On Fri, Sep 30, 2011 at 10:21 PM, Bishakha Datta <bishakhadatta(a)gmail.com>wrote;wrote:
On Fri, Sep 30, 2011 at 9:45 PM, Milos Rancic
On Fri, Sep 30, 2011 at 16:24, Risker
Milos, I believe this is exactly the kind of post
that Sue was talking
in her blog. It is aggressive, it is alienating,
and it is intimidating
others who may have useful and progressive ideas
but are repeatedly
> the opinions of others dismissed because they're women/not women or
US/not from the US. The implication of your post
is "if you're a woman
> the US, your opinion is invalid". Your post here did not further the
> discussion in any way, and I politely ask you to refrain from making
As mentioned by Nathan and Oliver, I want to hear what do women think
about the filter, how does it correlate with positions of men and how
does it correlate with cultures.
I am not convinced that all women feel the same way about the filter, nor
all men - similarly, cultures are not homogenous. It is hard to generalize
on any of these bases (plural of 'basis'), because there is no simple
Different individuals can have different responses, regardless of gender or
culture. It doesn't tie in so neatly.
Speaking for myself, no, I can't see myself using the filter. So what? That
doesn't mean I use myself as a proxy for the rest of the world to decide
that no one else should, or that anyone who does is somehow a lesser human.
And yes, I'm against censorship, but as I've said before, I don't see the
filter as proposed as censorship.
The world is made up of different folks, whether we like it or not. And
as we provide for the person who doesn't flinch when seeing a vulva, why is
it so wrong to even think about the person who does flinch when he or she
sees a vulva? That's what I don't get.
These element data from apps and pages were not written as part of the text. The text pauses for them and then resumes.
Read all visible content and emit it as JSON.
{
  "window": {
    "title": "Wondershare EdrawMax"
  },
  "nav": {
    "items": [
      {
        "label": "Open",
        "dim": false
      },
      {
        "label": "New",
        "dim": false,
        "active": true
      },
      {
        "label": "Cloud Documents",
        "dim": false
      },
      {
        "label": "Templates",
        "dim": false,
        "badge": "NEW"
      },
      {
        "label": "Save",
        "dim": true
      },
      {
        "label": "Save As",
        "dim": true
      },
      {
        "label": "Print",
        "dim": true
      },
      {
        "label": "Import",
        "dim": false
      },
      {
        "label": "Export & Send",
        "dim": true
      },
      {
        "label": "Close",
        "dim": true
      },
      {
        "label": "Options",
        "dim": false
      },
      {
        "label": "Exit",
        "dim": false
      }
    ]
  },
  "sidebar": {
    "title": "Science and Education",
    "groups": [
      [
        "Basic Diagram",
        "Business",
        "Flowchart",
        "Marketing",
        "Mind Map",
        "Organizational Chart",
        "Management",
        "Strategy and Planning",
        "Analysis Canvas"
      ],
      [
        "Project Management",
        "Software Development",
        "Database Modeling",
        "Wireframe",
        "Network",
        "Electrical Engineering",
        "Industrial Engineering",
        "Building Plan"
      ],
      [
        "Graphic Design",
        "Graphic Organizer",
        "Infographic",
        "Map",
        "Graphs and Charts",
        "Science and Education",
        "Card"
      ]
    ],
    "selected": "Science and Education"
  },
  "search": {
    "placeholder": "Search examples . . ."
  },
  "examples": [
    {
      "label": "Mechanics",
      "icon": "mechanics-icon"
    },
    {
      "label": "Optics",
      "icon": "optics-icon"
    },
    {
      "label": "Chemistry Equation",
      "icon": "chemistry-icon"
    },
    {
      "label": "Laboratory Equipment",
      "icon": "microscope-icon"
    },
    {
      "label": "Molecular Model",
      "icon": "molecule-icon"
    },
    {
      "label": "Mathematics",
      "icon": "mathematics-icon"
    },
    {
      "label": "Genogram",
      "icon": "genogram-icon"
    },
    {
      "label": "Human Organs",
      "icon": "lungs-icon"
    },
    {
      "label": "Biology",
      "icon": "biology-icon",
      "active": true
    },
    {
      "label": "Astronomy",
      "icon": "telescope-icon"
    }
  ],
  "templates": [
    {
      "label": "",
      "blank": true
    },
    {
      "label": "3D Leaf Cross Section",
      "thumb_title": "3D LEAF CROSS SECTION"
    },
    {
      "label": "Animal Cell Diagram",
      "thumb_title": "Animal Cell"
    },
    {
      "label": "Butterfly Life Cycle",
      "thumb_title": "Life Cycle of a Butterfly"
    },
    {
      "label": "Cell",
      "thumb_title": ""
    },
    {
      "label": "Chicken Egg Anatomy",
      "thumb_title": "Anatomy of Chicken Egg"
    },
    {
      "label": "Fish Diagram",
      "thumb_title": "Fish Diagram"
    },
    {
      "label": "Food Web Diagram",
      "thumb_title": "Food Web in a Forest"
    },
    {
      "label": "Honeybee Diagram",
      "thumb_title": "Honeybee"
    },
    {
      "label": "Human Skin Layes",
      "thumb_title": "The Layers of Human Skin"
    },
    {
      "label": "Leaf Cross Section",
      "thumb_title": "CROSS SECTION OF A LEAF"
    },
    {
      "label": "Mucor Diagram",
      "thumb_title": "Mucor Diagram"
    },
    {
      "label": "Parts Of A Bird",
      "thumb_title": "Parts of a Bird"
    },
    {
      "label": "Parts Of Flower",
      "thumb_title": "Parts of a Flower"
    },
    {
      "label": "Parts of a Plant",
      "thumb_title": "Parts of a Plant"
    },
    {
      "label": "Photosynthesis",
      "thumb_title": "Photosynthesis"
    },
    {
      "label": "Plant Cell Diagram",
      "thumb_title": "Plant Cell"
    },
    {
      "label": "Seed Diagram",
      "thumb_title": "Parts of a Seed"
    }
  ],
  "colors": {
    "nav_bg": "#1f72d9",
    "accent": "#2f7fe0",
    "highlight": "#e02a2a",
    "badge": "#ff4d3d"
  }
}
Bishakha, call it editorial-content, call it censorship or any other
euphemism - at the heart of it, it is deciding what someone gets to see and
what not. It should not be our job to censor our own content. The strongest
argument I read against this has been - it is not something WMF and the
board should implement and develop, If there was a need to censor/cleanse
graphic content, there would a successful mirror or a fork of the project
already somewhere. Instead, we have small distributions/projects which use
1-2 year old offline dumps to cleanse and then consider safe.
Now, If you were to apply this argument to a government, or a regime and
they decide on removing things that make them flinch - how different would
we be from dictatorial regimes who limit/restrict access to Wikipedia for
all the people that do flinch? I can point to Indian I&B ministry issues or
Film censor board of India, but you probably know more about them than me.